(Beginning of Record set)

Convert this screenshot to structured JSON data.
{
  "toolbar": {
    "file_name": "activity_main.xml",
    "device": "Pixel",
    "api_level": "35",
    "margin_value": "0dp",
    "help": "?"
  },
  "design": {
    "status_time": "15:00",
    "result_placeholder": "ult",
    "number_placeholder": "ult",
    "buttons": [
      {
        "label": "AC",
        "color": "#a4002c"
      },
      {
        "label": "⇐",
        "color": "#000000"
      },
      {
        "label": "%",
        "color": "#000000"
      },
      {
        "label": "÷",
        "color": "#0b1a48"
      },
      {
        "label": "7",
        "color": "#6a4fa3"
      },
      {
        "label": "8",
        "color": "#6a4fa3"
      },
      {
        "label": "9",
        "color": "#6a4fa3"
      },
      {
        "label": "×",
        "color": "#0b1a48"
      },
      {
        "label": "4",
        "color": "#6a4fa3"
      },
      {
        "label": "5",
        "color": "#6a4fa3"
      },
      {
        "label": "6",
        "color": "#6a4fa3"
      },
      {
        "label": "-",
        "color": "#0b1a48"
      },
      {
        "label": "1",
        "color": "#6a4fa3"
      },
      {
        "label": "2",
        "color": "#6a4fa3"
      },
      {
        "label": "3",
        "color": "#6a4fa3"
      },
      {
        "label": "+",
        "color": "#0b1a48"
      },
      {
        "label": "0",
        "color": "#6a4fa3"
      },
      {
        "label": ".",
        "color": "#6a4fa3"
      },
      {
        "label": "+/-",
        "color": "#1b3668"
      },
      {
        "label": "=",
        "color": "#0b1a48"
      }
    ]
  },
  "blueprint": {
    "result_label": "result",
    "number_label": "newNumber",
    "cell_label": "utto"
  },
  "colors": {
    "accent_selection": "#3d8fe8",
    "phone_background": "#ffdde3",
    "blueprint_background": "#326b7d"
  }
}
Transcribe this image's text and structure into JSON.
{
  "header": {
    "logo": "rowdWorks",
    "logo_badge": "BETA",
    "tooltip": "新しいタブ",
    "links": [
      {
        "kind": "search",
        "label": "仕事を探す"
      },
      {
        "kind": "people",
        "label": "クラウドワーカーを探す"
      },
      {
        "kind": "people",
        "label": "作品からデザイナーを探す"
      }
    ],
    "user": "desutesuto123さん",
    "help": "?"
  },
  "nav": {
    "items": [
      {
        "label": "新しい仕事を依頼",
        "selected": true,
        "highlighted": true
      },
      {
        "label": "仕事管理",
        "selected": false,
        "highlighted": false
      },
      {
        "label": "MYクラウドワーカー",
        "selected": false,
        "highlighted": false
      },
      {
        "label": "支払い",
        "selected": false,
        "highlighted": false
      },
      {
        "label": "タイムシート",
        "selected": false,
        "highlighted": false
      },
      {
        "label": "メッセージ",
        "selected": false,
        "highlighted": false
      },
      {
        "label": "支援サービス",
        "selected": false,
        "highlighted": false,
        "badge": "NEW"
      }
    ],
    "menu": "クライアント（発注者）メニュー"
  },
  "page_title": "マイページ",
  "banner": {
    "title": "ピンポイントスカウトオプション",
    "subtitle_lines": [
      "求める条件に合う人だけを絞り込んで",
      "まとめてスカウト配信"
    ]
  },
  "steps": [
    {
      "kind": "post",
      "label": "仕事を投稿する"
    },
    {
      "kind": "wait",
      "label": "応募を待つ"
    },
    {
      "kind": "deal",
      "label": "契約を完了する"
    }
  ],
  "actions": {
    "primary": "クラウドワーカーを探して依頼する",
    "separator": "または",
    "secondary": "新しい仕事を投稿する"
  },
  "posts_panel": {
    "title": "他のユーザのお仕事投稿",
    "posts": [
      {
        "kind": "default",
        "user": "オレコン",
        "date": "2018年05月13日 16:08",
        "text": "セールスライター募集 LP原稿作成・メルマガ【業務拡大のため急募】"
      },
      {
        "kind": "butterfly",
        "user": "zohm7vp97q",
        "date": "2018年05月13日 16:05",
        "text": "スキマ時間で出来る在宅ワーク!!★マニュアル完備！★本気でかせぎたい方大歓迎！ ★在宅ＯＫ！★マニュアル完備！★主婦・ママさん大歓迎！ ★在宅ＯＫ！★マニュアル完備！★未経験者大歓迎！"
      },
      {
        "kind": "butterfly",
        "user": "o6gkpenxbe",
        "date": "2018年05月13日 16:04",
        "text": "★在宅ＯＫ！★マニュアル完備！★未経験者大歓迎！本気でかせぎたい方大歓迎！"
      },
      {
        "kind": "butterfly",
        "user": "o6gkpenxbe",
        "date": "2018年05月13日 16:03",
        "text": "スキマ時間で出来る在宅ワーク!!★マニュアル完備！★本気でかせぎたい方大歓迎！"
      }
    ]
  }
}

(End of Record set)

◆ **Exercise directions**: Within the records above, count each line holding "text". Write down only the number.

◆ **Exercise answer**: 5